- Isabella Buber-Ennser Wittgenstein Centre for Demography and Global Human Capital (IIASA, OeAW, Univ. Vienna), Vienna Institute of Demography/Austrian Academy of Sciences https://orcid.org/0000-0001-5483-8907
- Martin Bujard Federal Institute for Population Research https://orcid.org/0000-0002-3603-4160
Objective: Why do parents decide to have more than two children?
Background: This study explores how opportunity costs and socio-cultural factors such as value of children, perceived social pressure and intergenerational fertility transmission influence the transition to higher order fertility in seven European countries.
Method: Using panel data for Austria, Bulgaria, France, Georgia, Hungary, Poland and Russia, stemming from the Generations and Gender Survey (GGS), we aim to identify the driving mechanisms behind the birth of a third child and draw attention to socio-cultural factors and opportunity costs. We estimate average marginal effects in binomial logistic regressions.
Results: Multivariate analyses demonstrate that lower opportunity costs and perceived social pressure positively influence the transition to the third child – for both sexes. In contrast, emotional and social values of children are not relevant and intergenerational transmission is associated with the birth of the third child for men and women differently.

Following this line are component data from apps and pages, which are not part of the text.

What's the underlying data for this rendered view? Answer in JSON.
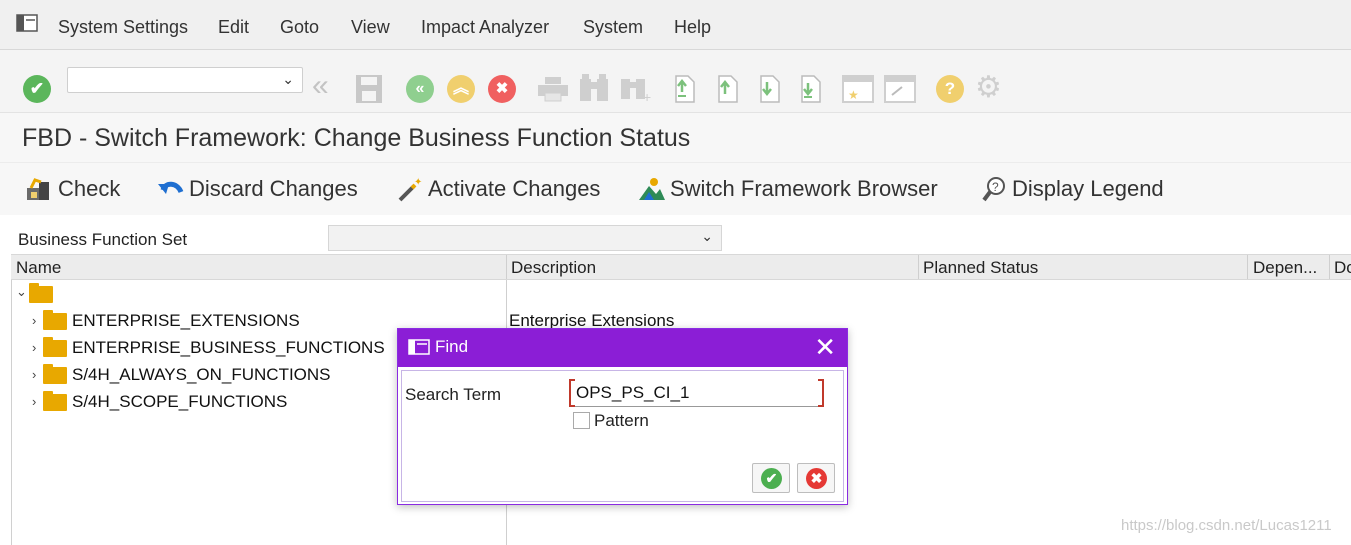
{
  "menu": {
    "items": [
      "System Settings",
      "Edit",
      "Goto",
      "View",
      "Impact Analyzer",
      "System",
      "Help"
    ]
  },
  "toolbar": {
    "command_field_value": "",
    "icons": [
      "enter-icon",
      "back-icon",
      "save-icon",
      "back-nav-icon",
      "exit-icon",
      "cancel-icon",
      "print-icon",
      "find-icon",
      "find-next-icon",
      "first-page-icon",
      "previous-page-icon",
      "next-page-icon",
      "last-page-icon",
      "create-session-icon",
      "shortcut-icon",
      "help-icon",
      "settings-icon"
    ]
  },
  "page": {
    "title": "FBD - Switch Framework: Change Business Function Status"
  },
  "app_toolbar": {
    "check": "Check",
    "discard": "Discard Changes",
    "activate": "Activate Changes",
    "browser": "Switch Framework Browser",
    "legend": "Display Legend"
  },
  "bf_set": {
    "label": "Business Function Set",
    "value": ""
  },
  "table": {
    "columns": [
      "Name",
      "Description",
      "Planned Status",
      "Depen...",
      "Do"
    ],
    "rows": [
      {
        "name": "ENTERPRISE_EXTENSIONS",
        "description": "Enterprise Extensions"
      },
      {
        "name": "ENTERPRISE_BUSINESS_FUNCTIONS",
        "description": ""
      },
      {
        "name": "S/4H_ALWAYS_ON_FUNCTIONS",
        "description": ""
      },
      {
        "name": "S/4H_SCOPE_FUNCTIONS",
        "description": ""
      }
    ]
  },
  "find_dialog": {
    "title": "Find",
    "close": "✕",
    "search_label": "Search Term",
    "search_value": "OPS_PS_CI_1",
    "pattern_label": "Pattern",
    "pattern_checked": false,
    "ok_glyph": "✔",
    "cancel_glyph": "✖"
  },
  "watermark": "https://blog.csdn.net/Lucas1211",
  "colors": {
    "dialog_header": "#8b1ed6",
    "folder": "#e8a800",
    "ok_green": "#4caf50",
    "cancel_red": "#e53935"
  }
}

Perceived social pressure turns out to matter in all countries, although the social groups likely to have large families differ across countries.
Conclusion: Overall, this study provides insights into the link between socio-cultural factors, perceived cost and the formation of large families in life course, revealing the reasons why women and men may deviate from the widespread two child norm. Therefore, it brings new contribution regarding the motivation for a third child.